A Census Example
The search templates that are found on the individual database pages are tailored explicitly to the information that was indexed and offer a much more powerful search of that data than a global search would. In another example, rather than getting the family structure from my find, I was able to use known family structure to locate a family that wasnâ€™t coming up in other searches.
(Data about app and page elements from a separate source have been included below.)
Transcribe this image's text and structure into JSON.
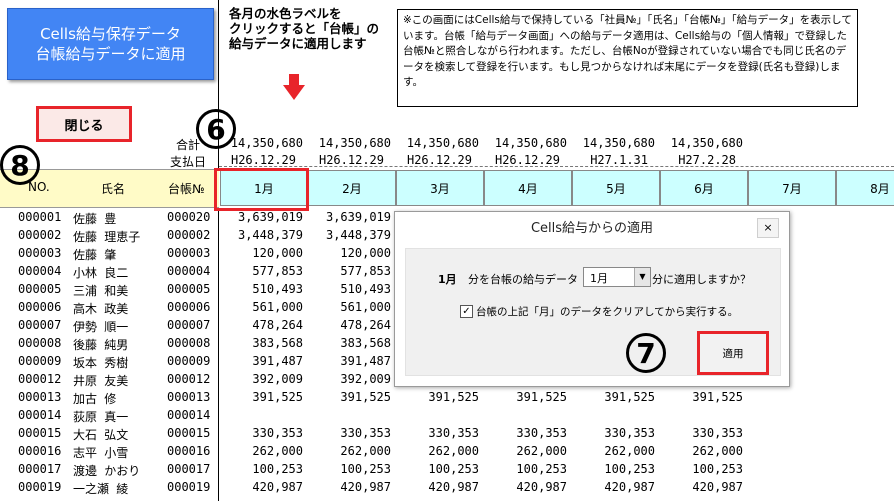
{
  "banner": {
    "line1": "Cells給与保存データ",
    "line2": "台帳給与データに適用"
  },
  "close_button": "閉じる",
  "instruction": {
    "l1": "各月の水色ラベルを",
    "l2": "クリックすると「台帳」の",
    "l3": "給与データに適用します"
  },
  "notice": "※この画面にはCells給与で保持している「社員№」「氏名」「台帳№」「給与データ」を表示しています。台帳「給与データ画面」への給与データ適用は、Cells給与の「個人情報」で登録した台帳№と照合しながら行われます。ただし、台帳Noが登録されていない場合でも同じ氏名のデータを検索して登録を行います。もし見つからなければ末尾にデータを登録(氏名も登録)します。",
  "totals": {
    "label": "合計",
    "values": [
      "14,350,680",
      "14,350,680",
      "14,350,680",
      "14,350,680",
      "14,350,680",
      "14,350,680"
    ]
  },
  "paydates": {
    "label": "支払日",
    "values": [
      "H26.12.29",
      "H26.12.29",
      "H26.12.29",
      "H26.12.29",
      "H27.1.31",
      "H27.2.28"
    ]
  },
  "columns": {
    "no": "NO.",
    "name": "氏名",
    "ledger": "台帳№"
  },
  "months": [
    "1月",
    "2月",
    "3月",
    "4月",
    "5月",
    "6月",
    "7月",
    "8月"
  ],
  "rows": [
    {
      "no": "000001",
      "name": "佐藤 豊",
      "ledger": "000020",
      "v": [
        "3,639,019",
        "3,639,019",
        "",
        "",
        "",
        "",
        ""
      ]
    },
    {
      "no": "000002",
      "name": "佐藤 理恵子",
      "ledger": "000002",
      "v": [
        "3,448,379",
        "3,448,379",
        "",
        "",
        "",
        "",
        ""
      ]
    },
    {
      "no": "000003",
      "name": "佐藤 肇",
      "ledger": "000003",
      "v": [
        "120,000",
        "120,000",
        "",
        "",
        "",
        "",
        ""
      ]
    },
    {
      "no": "000004",
      "name": "小林 良二",
      "ledger": "000004",
      "v": [
        "577,853",
        "577,853",
        "",
        "",
        "",
        "",
        ""
      ]
    },
    {
      "no": "000005",
      "name": "三浦 和美",
      "ledger": "000005",
      "v": [
        "510,493",
        "510,493",
        "",
        "",
        "",
        "",
        ""
      ]
    },
    {
      "no": "000006",
      "name": "高木 政美",
      "ledger": "000006",
      "v": [
        "561,000",
        "561,000",
        "",
        "",
        "",
        "",
        ""
      ]
    },
    {
      "no": "000007",
      "name": "伊勢 順一",
      "ledger": "000007",
      "v": [
        "478,264",
        "478,264",
        "",
        "",
        "",
        "",
        ""
      ]
    },
    {
      "no": "000008",
      "name": "後藤 純男",
      "ledger": "000008",
      "v": [
        "383,568",
        "383,568",
        "",
        "",
        "",
        "",
        ""
      ]
    },
    {
      "no": "000009",
      "name": "坂本 秀樹",
      "ledger": "000009",
      "v": [
        "391,487",
        "391,487",
        "",
        "",
        "",
        "",
        ""
      ]
    },
    {
      "no": "000012",
      "name": "井原 友美",
      "ledger": "000012",
      "v": [
        "392,009",
        "392,009",
        "",
        "",
        "",
        "",
        ""
      ]
    },
    {
      "no": "000013",
      "name": "加古 修",
      "ledger": "000013",
      "v": [
        "391,525",
        "391,525",
        "391,525",
        "391,525",
        "391,525",
        "391,525"
      ]
    },
    {
      "no": "000014",
      "name": "荻原 真一",
      "ledger": "000014",
      "v": [
        "",
        "",
        "",
        "",
        "",
        ""
      ]
    },
    {
      "no": "000015",
      "name": "大石 弘文",
      "ledger": "000015",
      "v": [
        "330,353",
        "330,353",
        "330,353",
        "330,353",
        "330,353",
        "330,353"
      ]
    },
    {
      "no": "000016",
      "name": "志平 小雪",
      "ledger": "000016",
      "v": [
        "262,000",
        "262,000",
        "262,000",
        "262,000",
        "262,000",
        "262,000"
      ]
    },
    {
      "no": "000017",
      "name": "渡邊 かおり",
      "ledger": "000017",
      "v": [
        "100,253",
        "100,253",
        "100,253",
        "100,253",
        "100,253",
        "100,253"
      ]
    },
    {
      "no": "000019",
      "name": "一之瀬 綾",
      "ledger": "000019",
      "v": [
        "420,987",
        "420,987",
        "420,987",
        "420,987",
        "420,987",
        "420,987"
      ]
    }
  ],
  "dialog": {
    "title": "Cells給与からの適用",
    "close_glyph": "×",
    "month_label": "1月",
    "prompt_a": "分を台帳の給与データ",
    "select_value": "1月",
    "prompt_b": "分に適用しますか？",
    "checkbox_label": "台帳の上記「月」のデータをクリアしてから実行する。",
    "checkbox_checked": true,
    "apply_button": "適用"
  },
  "callouts": {
    "six": "6",
    "seven": "7",
    "eight": "8"
  }
}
My uncle had been searching for his family with the name of Barnby in the 1930 census for years but had been unable to locate them. He knew they had been living in Ohio at the time, but various searches turned up no results. The 1930 search template (as well as several other censuses) allows you to specify other family members. Since given names are more easily recognizable than last names, I entered his brotherâ€™s first name of Charles, fatherâ€™s first name of Henry, and motherâ€™s first name of Mary, also specifying Ohio. There were only thirty-five hits for this combination, among them a Charles W. Bamer. It appears that the enumerator took the name down as Barnes, and it was further mistranscribed as Bamer. The address, presence of other family members, and other identifying information made us sure that we had the correct family though.
Finding Whatâ€™s Available
The challenge in going directly to a database to search, is in knowing whatâ€™s available. Iâ€™ve been creating this newsletter for more than nine years now, and I still lose track of what databases are available for the areas in which I have an interest. With around 25,000 databases currently available at Ancestry, seeking out information that applies to my ancestors might seem a bit daunting, but there are several ways to narrow down a search.
One way to refresh is to browse through the list of databases by geographical location through the map/list in the lower-left corner of the Search tab.Â When you get to the location in question, youâ€™re presented with a list of databases, sorted by record type. If there are too many for a particular record type, you can click on the last link to view the entire list for that category.
In most cases the number of databases youâ€™ll be scanning is manageable, but when you get to Family and Local Histories, you may find that there are too many to search by state or province. The Card Catalog provides another route to finding the database you need, and with it you can narrow your search.Â
When using the Card Catalog, I always use the keyword search field, rather than the title field. The title field will only return results if the term used appears in the title, while the keyword search will return results from the title, as well as the database description. For example, letâ€™s do a search for
Brooklyn New York
In the Keyword field, you get 130 databases, while the title search only returns fourteen. Thatâ€™s because with databases like New York City Births, 1891-1902, and New York, Marriage Newspaper Extracts, 1801-1880 from the Barber Collection don’t include the word Brooklyn, but mention it in the descriptive material of the database’s coverage.
You can narrow your catalog searches by record type if youâ€™re still wading through too many titles, so thatâ€™s another way to help you zero in on the information you need.
Next Week. . .
Next week weâ€™ll be looking at one more way to get at Ancestry data with the various search tabs. If you have a tip youâ€™d like to share, please visit this article on the blog and post it in the comments section.
Juliana Smith has been an editor of Ancestry newsletters for more than nine years and is author of “The Ancestry Family Historian’s Address Book.” She has written for “Ancestry” Magazine and wrote the Computers and Technology chapter in “The Source: A Guidebook to American Genealogy,” rev. 3rd edition. Juliana can be reached by e- mail at Juliana@Ancestry.com, but she regrets that her schedule does not allow her to assist with personal research.